* **HOW TO COMPLETE THIS TASK**:
Provide only the number of lines below in which the string "Listesi" occurs.
--- START ---
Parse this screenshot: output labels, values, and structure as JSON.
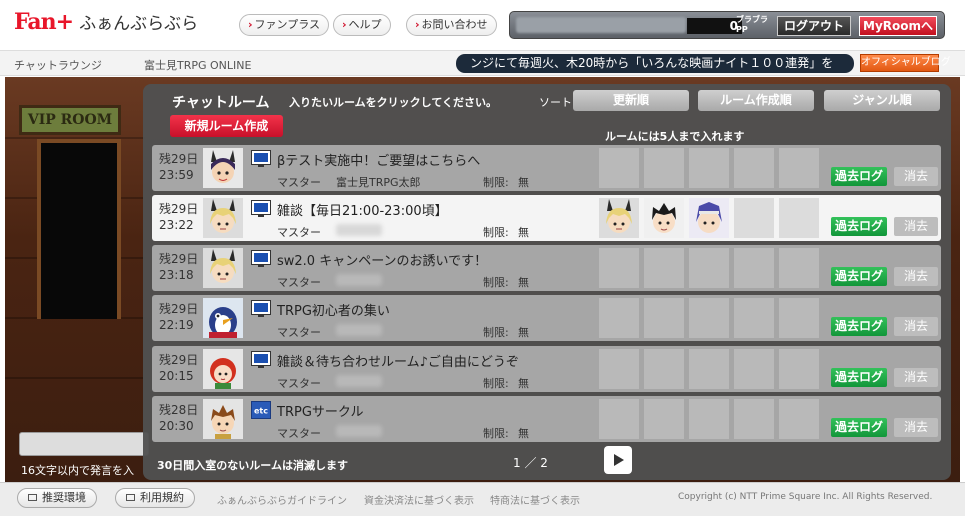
{
  "header": {
    "brand": "Fan+",
    "brand_sub": "ふぁんぶらぶら",
    "nav": [
      {
        "label": "ファンプラス"
      },
      {
        "label": "ヘルプ"
      },
      {
        "label": "お問い合わせ"
      }
    ],
    "account": {
      "pp_count": "0",
      "pp_label_1": "ブラブラ",
      "pp_label_2": "PP",
      "logout_label": "ログアウト",
      "myroom_label": "MyRoomへ"
    }
  },
  "subbar": {
    "crumb_lounge": "チャットラウンジ",
    "crumb_room": "富士見TRPG ONLINE",
    "ticker": "ンジにて毎週火、木20時から「いろんな映画ナイト１００連発」を",
    "official_blog": "オフィシャルブログ"
  },
  "scene": {
    "vip_sign": "VIP ROOM",
    "input_hint": "16文字以内で発言を入"
  },
  "panel": {
    "title": "チャットルーム",
    "instruction": "入りたいルームをクリックしてください。",
    "sort_label": "ソート",
    "sort_buttons": [
      "更新順",
      "ルーム作成順",
      "ジャンル順"
    ],
    "new_room_label": "新規ルーム作成",
    "capacity_note": "ルームには5人まで入れます",
    "vanish_note": "30日間入室のないルームは消滅します",
    "page_indicator": "1 ／ 2",
    "labels": {
      "master": "マスター",
      "limit": "制限:",
      "log": "過去ログ",
      "delete": "消去"
    },
    "rooms": [
      {
        "date": "残29日",
        "time": "23:59",
        "icon": "monitor-icon",
        "title": "βテスト実施中！ご要望はこちらへ",
        "master": "富士見TRPG太郎",
        "limit": "無",
        "avatar": "girl-bunny-ears-avatar",
        "selected": false
      },
      {
        "date": "残29日",
        "time": "23:22",
        "icon": "monitor-icon",
        "title": "雑談【毎日21:00-23:00頃】",
        "master": "",
        "limit": "無",
        "avatar": "blonde-bunny-ears-avatar",
        "selected": true,
        "occupants": [
          "blonde-bunny-ears-avatar",
          "black-hair-boy-avatar",
          "blue-hair-headband-avatar"
        ]
      },
      {
        "date": "残29日",
        "time": "23:18",
        "icon": "monitor-icon",
        "title": "sw2.0 キャンペーンのお誘いです！",
        "master": "",
        "limit": "無",
        "avatar": "blonde-bunny-ears-avatar",
        "selected": false
      },
      {
        "date": "残29日",
        "time": "22:19",
        "icon": "monitor-icon",
        "title": "TRPG初心者の集い",
        "master": "",
        "limit": "無",
        "avatar": "penguin-avatar",
        "selected": false
      },
      {
        "date": "残29日",
        "time": "20:15",
        "icon": "monitor-icon",
        "title": "雑談＆待ち合わせルーム♪ご自由にどうぞ",
        "master": "",
        "limit": "無",
        "avatar": "red-hair-avatar",
        "selected": false
      },
      {
        "date": "残28日",
        "time": "20:30",
        "icon": "etc-icon",
        "title": "TRPGサークル",
        "master": "",
        "limit": "無",
        "avatar": "brown-hair-boy-avatar",
        "selected": false
      }
    ]
  },
  "footer": {
    "buttons": [
      "推奨環境",
      "利用規約"
    ],
    "links": [
      "ふぁんぶらぶらガイドライン",
      "資金決済法に基づく表示",
      "特商法に基づく表示"
    ],
    "copyright": "Copyright (c) NTT Prime Square Inc. All Rights Reserved."
  }
}
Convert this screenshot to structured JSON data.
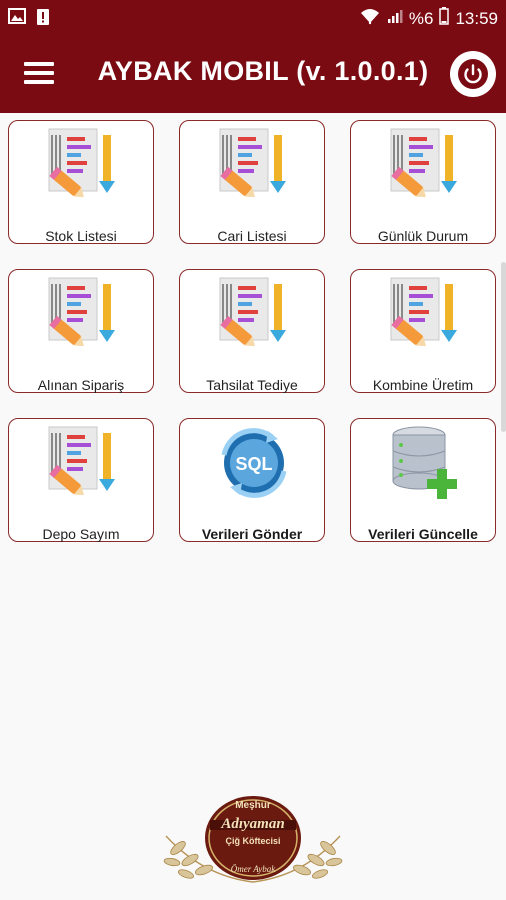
{
  "status_bar": {
    "battery_percent": "%6",
    "time": "13:59"
  },
  "app_bar": {
    "title": "AYBAK MOBIL (v. 1.0.0.1)"
  },
  "tiles": [
    {
      "label": "Stok Listesi",
      "icon": "list-edit-icon",
      "bold": false
    },
    {
      "label": "Cari Listesi",
      "icon": "list-edit-icon",
      "bold": false
    },
    {
      "label": "Günlük Durum",
      "icon": "list-edit-icon",
      "bold": false
    },
    {
      "label": "Alınan Sipariş",
      "icon": "list-edit-icon",
      "bold": false
    },
    {
      "label": "Tahsilat Tediye",
      "icon": "list-edit-icon",
      "bold": false
    },
    {
      "label": "Kombine Üretim",
      "icon": "list-edit-icon",
      "bold": false
    },
    {
      "label": "Depo Sayım",
      "icon": "list-edit-icon",
      "bold": false
    },
    {
      "label": "Verileri Gönder",
      "icon": "sql-sync-icon",
      "bold": true
    },
    {
      "label": "Verileri Güncelle",
      "icon": "database-add-icon",
      "bold": true
    }
  ],
  "logo": {
    "line1": "Meşhur",
    "line2": "Adıyaman",
    "line3": "Çiğ Köftecisi",
    "line4": "Ömer Aybak"
  },
  "colors": {
    "brand": "#7b0b12",
    "tile_border": "#8a2a2a"
  }
}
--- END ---
* **RESULT BELOW**:
2